The comment appeared in Dutch on the Tweakers forum (opens in new tab) by someone who supposedly works for MSI. Rather than rely on a simple Google translation, Videocardz (opens in new tab) asked a Dutch-speaking friend to translate the text.
"I've seen the specs of Vega RX. It needs a damn lot of power. We're working on it, which is a start so launch is coming closer," the marketing director said, followed by a smiley face for good measure.
Assuming this isn't just a bunch of nonsense, this suggests that AMD has shared the specs for its Radeon RX Vega line with its hardware partners, which are presumably busy designing and constructing custom cooled cards.
As to the power draw, it wouldn't be a shocker if Vega leaned towards the high end. While AMD still has not indicated the power requirement for its Frontier Edition variant for professionals, an online retailer recently listed the TDP at 300W for an air-cooled mode, and 375W for a liquid-cooled SKU, according to Hexus (opens in new tab).
What we do know is that AMD has promised better gaming performance out of the consumer model compared to the Frontier Edition. That does not necessarily mean it will translate into a higher power requirement, but it might not be all that lower (if at all) either.
How does this compare to Nvidia's cards? Here is a look:
- Titan Xp: 250W
- GeForce GTX 1080 Ti: 250W
- GeForce GTX 1080: 180W
- GeForce GTX 1070: 150W
- GeForce GTX 1060 (6GB and 3GB): 120W
- GeForce GTX 1050 Ti: 75W
- GeForce GTX 1050: 75W
In case you're wondering, Nvidia's Quadro cards for professionals top out at 250W.
Historically, AMD's GCN architecture has delivered good performance compared to Nvidia alternatives, but only at higher power draws. The R9 390X for example sits roughly between the GTX 970 and GTX 980, but it has a 275W TDP where the 980 has a 165W TDP. Polaris doesn't change that, with a 185W TDP on the RX 580 compared to 120W on the roughly similar performance GTX 1060 6GB. Extrapolate that to GTX 1080 Ti and RX Vega, and AMD might need 300-325W to equal Nvidia's 250W part.
Even if the Vega line consumes more power than Nvidia's cards, it probably won't matter to most gamers, so long as performance is at least on par if not better.
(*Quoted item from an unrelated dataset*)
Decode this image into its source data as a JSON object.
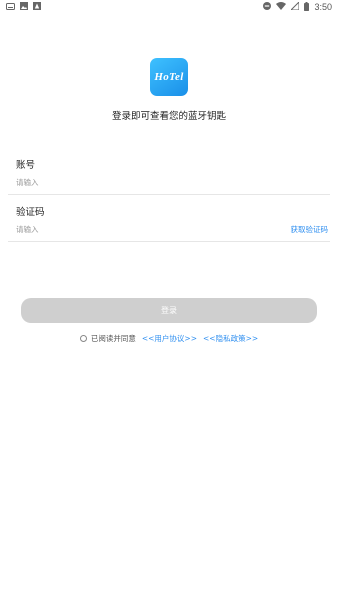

On the flip side, where AMD potentially opens itself up to criticism is if Vega doesn't match the performance of Pascal, and draws noticeably more power to boot.
We will find out soon enough. Radeon RX Vega is scheduled to launch Siggraph 2017 that runs from July 30 to August 3.